Problem avoidance through technology
So what if, using just your smartphone, you could avoid every single one of these problems? That is exactly the future posited by SAP.
The SAP Arena in Mannheim Germany, not coincidentally sponsored by SAP, has been retrofitted with a great deal of cutting-edge technology to make that dream a reality. Wikipedia calls it “…one of the most high-tech [stadiums] in Europe”, which SAP told me is because it has cutting-edge sensors and cameras installed throughout, all feeding data into SAP HANA servers via a high-speed network.
Thanks to HANA’s in-memory processing capabilities that can analyse terabytes of data in mere seconds, those servers are able to process that incoming data and make it available to management in real time. That provides managers with a live overview of what’s happening in the stadium, as well as makes possible a dedicated app that everyday people can download to their smartphones that delivers much-needed info to the people on the ground.

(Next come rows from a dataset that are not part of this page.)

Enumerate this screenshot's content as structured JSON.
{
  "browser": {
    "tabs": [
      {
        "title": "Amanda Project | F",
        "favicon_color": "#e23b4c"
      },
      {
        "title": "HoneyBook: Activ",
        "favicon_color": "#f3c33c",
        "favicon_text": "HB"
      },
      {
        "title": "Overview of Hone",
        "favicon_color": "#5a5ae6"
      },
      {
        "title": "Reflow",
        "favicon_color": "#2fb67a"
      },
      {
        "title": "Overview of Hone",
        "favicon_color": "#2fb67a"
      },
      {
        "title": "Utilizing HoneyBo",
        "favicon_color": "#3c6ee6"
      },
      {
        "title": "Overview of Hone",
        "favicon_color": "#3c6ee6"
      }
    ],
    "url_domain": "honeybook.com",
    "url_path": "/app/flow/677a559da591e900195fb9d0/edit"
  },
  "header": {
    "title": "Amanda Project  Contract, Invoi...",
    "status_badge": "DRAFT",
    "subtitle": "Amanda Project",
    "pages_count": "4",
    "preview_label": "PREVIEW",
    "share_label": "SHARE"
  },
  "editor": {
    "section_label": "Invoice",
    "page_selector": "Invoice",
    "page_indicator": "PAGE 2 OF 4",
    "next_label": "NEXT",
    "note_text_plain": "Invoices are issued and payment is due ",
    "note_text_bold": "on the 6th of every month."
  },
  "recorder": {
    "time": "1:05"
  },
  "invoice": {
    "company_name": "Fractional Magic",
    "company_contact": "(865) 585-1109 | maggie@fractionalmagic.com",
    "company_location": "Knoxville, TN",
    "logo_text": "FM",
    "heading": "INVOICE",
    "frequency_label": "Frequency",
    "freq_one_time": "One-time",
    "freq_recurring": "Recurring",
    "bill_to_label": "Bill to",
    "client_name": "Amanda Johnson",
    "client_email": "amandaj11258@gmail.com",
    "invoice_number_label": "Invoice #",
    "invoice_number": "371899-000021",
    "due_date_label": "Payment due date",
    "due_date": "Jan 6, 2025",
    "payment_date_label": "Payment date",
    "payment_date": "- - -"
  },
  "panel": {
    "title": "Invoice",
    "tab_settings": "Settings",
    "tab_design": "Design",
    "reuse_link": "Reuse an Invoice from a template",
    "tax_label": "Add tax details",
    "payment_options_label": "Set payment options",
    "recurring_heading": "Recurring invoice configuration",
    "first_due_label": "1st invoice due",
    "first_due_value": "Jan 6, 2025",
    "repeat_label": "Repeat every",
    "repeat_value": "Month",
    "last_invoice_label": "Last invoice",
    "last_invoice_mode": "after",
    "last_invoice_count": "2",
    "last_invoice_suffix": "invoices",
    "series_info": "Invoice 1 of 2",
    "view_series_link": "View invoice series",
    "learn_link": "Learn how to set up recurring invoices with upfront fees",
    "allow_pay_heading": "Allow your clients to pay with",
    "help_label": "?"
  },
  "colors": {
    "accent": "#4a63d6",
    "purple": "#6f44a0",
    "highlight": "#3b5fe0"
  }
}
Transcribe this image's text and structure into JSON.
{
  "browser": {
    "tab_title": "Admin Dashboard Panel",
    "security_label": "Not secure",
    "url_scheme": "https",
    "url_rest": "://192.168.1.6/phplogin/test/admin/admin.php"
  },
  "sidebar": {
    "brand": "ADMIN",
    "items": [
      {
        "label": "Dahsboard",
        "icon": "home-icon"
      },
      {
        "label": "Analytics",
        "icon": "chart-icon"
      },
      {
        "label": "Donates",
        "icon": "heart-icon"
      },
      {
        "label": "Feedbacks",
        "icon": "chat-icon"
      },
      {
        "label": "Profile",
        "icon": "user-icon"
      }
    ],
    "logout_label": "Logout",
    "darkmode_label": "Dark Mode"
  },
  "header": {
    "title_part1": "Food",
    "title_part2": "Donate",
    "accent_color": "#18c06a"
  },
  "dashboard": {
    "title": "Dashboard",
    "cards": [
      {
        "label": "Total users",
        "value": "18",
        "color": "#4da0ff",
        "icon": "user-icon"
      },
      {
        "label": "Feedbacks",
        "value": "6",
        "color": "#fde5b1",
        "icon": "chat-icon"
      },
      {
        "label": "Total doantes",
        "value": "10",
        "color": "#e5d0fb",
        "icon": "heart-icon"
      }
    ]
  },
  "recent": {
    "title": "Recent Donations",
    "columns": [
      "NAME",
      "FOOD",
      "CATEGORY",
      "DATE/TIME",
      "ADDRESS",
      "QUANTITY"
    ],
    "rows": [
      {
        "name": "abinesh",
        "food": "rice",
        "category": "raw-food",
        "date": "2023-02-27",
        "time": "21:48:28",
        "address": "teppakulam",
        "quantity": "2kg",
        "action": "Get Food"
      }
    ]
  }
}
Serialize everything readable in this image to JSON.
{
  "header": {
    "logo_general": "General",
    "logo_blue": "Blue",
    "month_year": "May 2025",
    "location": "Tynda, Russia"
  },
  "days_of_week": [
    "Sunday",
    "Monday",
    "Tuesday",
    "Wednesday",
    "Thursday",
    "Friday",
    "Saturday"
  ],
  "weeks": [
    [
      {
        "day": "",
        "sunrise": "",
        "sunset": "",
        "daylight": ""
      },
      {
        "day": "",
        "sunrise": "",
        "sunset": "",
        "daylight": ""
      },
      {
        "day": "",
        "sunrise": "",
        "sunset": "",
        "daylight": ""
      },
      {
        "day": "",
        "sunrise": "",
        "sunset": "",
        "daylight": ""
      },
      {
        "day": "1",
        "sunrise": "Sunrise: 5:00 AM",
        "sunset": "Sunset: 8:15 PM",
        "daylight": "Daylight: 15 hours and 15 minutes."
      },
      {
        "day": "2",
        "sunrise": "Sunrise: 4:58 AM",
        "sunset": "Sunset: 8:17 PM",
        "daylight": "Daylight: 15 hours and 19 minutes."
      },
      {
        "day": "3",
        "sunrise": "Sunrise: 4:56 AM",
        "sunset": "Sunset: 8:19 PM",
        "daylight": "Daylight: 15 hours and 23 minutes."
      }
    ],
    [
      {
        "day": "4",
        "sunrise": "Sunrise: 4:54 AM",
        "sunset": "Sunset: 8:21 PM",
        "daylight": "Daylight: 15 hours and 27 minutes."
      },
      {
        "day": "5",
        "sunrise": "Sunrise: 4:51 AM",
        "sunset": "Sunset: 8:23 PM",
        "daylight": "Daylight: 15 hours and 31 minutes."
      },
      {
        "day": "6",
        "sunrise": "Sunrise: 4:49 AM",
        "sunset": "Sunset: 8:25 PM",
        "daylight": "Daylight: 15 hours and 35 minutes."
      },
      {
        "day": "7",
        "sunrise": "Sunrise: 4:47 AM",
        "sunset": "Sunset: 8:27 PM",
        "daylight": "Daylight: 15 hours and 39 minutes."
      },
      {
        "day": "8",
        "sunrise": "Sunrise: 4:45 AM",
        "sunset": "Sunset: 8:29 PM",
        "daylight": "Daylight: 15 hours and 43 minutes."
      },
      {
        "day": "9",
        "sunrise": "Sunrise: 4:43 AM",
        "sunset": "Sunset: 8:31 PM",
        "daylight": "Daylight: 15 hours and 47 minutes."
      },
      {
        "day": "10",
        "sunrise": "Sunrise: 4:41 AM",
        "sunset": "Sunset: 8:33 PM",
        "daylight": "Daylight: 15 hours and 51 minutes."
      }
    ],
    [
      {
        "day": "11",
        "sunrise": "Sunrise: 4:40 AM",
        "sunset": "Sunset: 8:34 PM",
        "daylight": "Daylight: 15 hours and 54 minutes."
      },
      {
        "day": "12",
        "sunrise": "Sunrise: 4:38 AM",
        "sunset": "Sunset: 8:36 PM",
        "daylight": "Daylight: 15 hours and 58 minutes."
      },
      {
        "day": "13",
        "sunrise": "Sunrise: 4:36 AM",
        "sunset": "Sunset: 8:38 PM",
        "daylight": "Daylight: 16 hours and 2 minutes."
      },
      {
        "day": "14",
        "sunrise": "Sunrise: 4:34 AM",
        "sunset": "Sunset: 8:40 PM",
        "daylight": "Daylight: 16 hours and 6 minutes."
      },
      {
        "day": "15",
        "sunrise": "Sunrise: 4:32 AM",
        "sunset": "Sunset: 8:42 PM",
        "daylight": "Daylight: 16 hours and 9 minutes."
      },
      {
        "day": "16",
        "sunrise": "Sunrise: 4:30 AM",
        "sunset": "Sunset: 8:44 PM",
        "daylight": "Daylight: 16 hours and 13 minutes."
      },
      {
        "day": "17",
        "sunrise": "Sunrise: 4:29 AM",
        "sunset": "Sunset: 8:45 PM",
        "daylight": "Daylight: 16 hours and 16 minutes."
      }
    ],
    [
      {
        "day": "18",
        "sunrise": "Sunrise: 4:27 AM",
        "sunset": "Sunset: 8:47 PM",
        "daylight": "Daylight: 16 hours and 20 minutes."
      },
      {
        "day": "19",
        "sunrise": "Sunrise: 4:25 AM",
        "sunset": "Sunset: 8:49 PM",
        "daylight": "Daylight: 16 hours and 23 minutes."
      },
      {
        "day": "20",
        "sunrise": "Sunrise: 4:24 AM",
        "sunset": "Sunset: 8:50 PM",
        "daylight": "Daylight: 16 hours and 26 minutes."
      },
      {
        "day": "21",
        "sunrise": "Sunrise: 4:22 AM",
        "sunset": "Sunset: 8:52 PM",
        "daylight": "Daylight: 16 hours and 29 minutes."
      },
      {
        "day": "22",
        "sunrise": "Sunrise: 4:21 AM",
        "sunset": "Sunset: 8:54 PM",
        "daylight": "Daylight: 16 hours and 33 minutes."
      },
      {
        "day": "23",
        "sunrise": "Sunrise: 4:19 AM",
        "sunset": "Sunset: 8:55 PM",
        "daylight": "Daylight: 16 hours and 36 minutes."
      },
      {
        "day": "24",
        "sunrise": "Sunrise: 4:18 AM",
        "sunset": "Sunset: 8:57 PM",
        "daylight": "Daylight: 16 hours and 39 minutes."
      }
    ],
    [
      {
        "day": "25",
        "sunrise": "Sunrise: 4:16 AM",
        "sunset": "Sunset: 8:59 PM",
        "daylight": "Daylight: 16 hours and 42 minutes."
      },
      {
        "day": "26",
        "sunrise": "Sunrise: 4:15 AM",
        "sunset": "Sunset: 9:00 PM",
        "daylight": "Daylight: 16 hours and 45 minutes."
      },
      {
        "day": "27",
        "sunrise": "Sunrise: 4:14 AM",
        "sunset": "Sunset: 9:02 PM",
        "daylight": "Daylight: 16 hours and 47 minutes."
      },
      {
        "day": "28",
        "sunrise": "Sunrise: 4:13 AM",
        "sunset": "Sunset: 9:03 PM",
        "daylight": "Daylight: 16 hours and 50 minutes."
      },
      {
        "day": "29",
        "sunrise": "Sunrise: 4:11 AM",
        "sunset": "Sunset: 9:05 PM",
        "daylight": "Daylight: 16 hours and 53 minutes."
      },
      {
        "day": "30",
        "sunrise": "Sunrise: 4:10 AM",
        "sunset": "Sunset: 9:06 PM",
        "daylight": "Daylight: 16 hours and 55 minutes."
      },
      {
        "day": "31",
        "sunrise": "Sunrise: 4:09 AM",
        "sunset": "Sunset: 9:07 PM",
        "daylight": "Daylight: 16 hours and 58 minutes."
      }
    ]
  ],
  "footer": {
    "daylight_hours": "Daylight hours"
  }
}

Having that knowledge at their fingertips and in real time is how management is able to respond immediately to issues; they can open up dormant turnstiles at busy entrances, redirect app users to slightly less busy toilets or food kiosks and dispatch security to problem areas, and even guide customers to their seats. The possibilities are nearly endless.
Ultimately, this data enhances lives by enabling management to manage more effectively and keep app users abreast of stadium conditions. That way, visitors are empowered to make decisions that’ll affect their experience on the ground, resulting in a 21st-century stadium experience that makes every stadium visit prior to 2016 look positively backwards by comparison.
And while I was told the current configuration doesn’t provide traffic information to make getting to the stadium as snag-free as possible, it’s not outside the realm of possibility that the app could someday incorporate that data.
Leveraging social sentiment
Of course, the available, tech-based stadium enhancements go beyond just management and visitors. SAP’s Hybris technology, which monitors social media sentiment, can be deployed on game days to gauge player popularity and feed that info back to t-shirt vendors, who can quickly print up a bunch of shirts with that player’s face on them using a portable t-shirt printer and sell them to euphoric fans.
That way, vendors can potentially boost their match-day profits by being able to respond to sentiment on the day, rather than being forced to take a flying guess as to how to stock their stalls. With SAP’s tech in place, vendors can avoid either running out of stock of the right player’s merch, or not stocking it at all. Genius!
And all of this is made possible by cutting-edge tech, applied to the problem of stadium logistics. Clearly, if a little knowledge goes a long way, a lot of knowledge goes even further.